“Patients treated with anti–PD-1 therapy increasingly experience long-term survival. To our knowledge, this is the largest characterization of chronic irAEs from anti–PD-1 to date,” wrote the investigators. “We conclude that chronic irAEs, while usually low grade, occur more frequently than previously reported and particularly affect nonvisceral organs.”

The study included 387 patients who were mostly male (60.7%) and had a median age of 63 years (range, 17-88). Of this cohort, 267 patients had acute irAEs, which were defined as “those arising during treatment with anti–PD-1.” Fifty-two patients had events categorized as grade 3 through 5 in severity. Chronic irAEs were defined as “those that persisted beyond 12 weeks of anti–PD-1 discontinuation.”

Overall, chronic irAEs developed in 167 patients, with most events categorized as mild, being either grade 1 or 2 in severity (96.4%) and persisting until the last available follow-up (85.6%). The irAEs most commonly converting to chronic included endocrinopathies (83.0% of patients), arthritis (48.9%), xerostomia (52.9%), neurotoxicities (73.3%), and ocular events (62.5%).

Comparatively, irAEs that impacted visceral organs had significantly lower rates of becoming chronic. The investigative team also reported that age, gender, time of onset, and need for steroids were not associated with the likelihood of irAEs becoming chronic.

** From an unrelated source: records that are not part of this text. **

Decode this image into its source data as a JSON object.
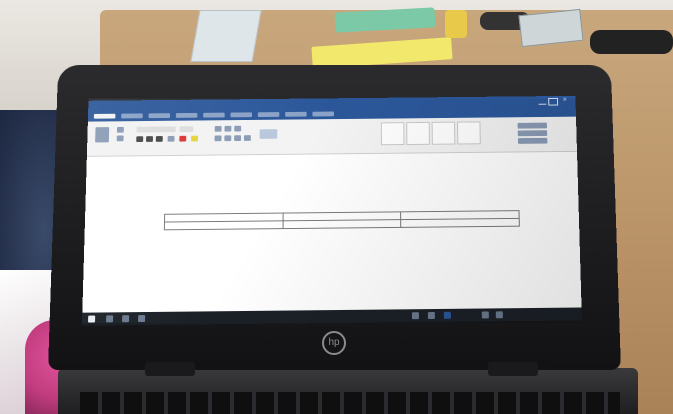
{
  "photo": {
    "subject": "laptop-on-desk",
    "laptop_brand_icon": "hp-logo-icon"
  },
  "window": {
    "app": "Word",
    "title": "",
    "accent_color": "#2b579a"
  },
  "document": {
    "table": {
      "rows": [
        [
          "",
          "",
          ""
        ],
        [
          "",
          "",
          ""
        ]
      ]
    },
    "paragraphs": [
      "",
      "",
      "",
      ""
    ]
  },
  "taskbar": {
    "clock": ""
  }
}
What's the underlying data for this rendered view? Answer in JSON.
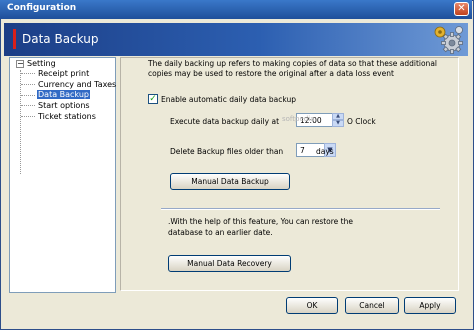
{
  "window": {
    "title": "Configuration",
    "close_glyph": "✕"
  },
  "banner": {
    "title": "Data Backup",
    "icon": "gears-icon"
  },
  "tree": {
    "root": "Setting",
    "items": [
      "Receipt print",
      "Currency and Taxes",
      "Data Backup",
      "Start options",
      "Ticket stations"
    ],
    "selected": "Data Backup"
  },
  "backup": {
    "description": "The daily backing up refers to making copies of data so that these additional copies may be used to restore the original after a data loss event",
    "enable_label": "Enable automatic daily data backup",
    "enable_checked": true,
    "execute_label": "Execute data backup daily at",
    "execute_time": "12:00",
    "execute_suffix": "O Clock",
    "delete_label": "Delete Backup files older than",
    "delete_days": "7",
    "delete_suffix": "days",
    "manual_backup_button": "Manual Data Backup"
  },
  "recovery": {
    "help_text": ".With the help of this feature, You can restore the database to an earlier date.",
    "manual_recovery_button": "Manual Data Recovery"
  },
  "footer": {
    "ok": "OK",
    "cancel": "Cancel",
    "apply": "Apply"
  },
  "watermark": "softpedia"
}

“This is the first study to systematically examine anti–PD-1–related chronic irAEs in patients with high-risk, resected melanomas,” wrote the investigators. “Results demonstrated that nearly half of patients developed a chronic irAE, with most unresolved at last follow-up.”

This study collected data in a retrospective fashion across 8 academic medical centers in the United States and Australia between 2015 and 2020. The patient cohort included those with stage 3 or 4 melanomas treated with anti–PD-1 in the adjuvant setting.

Limitations of the research included the retrospective design of the study and the limited follow-up time of the data. More, the investigative team observed that both acute and chronic irAEs were associated with improved relapse-free survival, which could subject the team to unavoidable biases.

“Chronic irAEs associated with anti–PD-1therapy are more common than previously recognized and frequently persist even with prolonged follow-up,” concluded the investigators.

Reference:

Patrinely Jr JR, Johnson R, Lawless AR, et al. Chronic Immune-Related Adverse Events Following Adjuvant Anti–PD-1 Therapy for High-risk Resected Melanoma. JAMA Oncol. Published online March 25, 2021. doi:10.1001/jamaoncol.2021.0051